+++ GIVEN RECORDS

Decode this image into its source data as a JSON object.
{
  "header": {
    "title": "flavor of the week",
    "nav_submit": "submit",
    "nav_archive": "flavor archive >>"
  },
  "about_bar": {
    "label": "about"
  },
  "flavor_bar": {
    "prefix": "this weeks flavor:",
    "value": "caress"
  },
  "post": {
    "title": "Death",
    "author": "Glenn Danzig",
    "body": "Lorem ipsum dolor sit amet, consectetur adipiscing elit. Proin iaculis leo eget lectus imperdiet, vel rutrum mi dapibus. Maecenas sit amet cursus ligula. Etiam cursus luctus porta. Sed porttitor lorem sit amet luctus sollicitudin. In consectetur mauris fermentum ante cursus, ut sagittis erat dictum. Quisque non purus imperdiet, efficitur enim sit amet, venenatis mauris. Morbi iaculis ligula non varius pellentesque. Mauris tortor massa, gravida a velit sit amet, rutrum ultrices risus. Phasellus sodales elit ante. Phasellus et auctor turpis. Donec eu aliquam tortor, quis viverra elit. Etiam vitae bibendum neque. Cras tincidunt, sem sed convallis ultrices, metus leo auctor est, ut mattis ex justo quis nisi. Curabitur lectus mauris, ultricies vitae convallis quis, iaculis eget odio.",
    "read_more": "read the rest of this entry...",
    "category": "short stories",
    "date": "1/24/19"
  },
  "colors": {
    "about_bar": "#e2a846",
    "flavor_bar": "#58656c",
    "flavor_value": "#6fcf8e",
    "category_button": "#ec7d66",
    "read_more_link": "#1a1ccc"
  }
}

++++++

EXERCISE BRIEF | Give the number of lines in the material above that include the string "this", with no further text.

EXERCISE SOLUTION | 3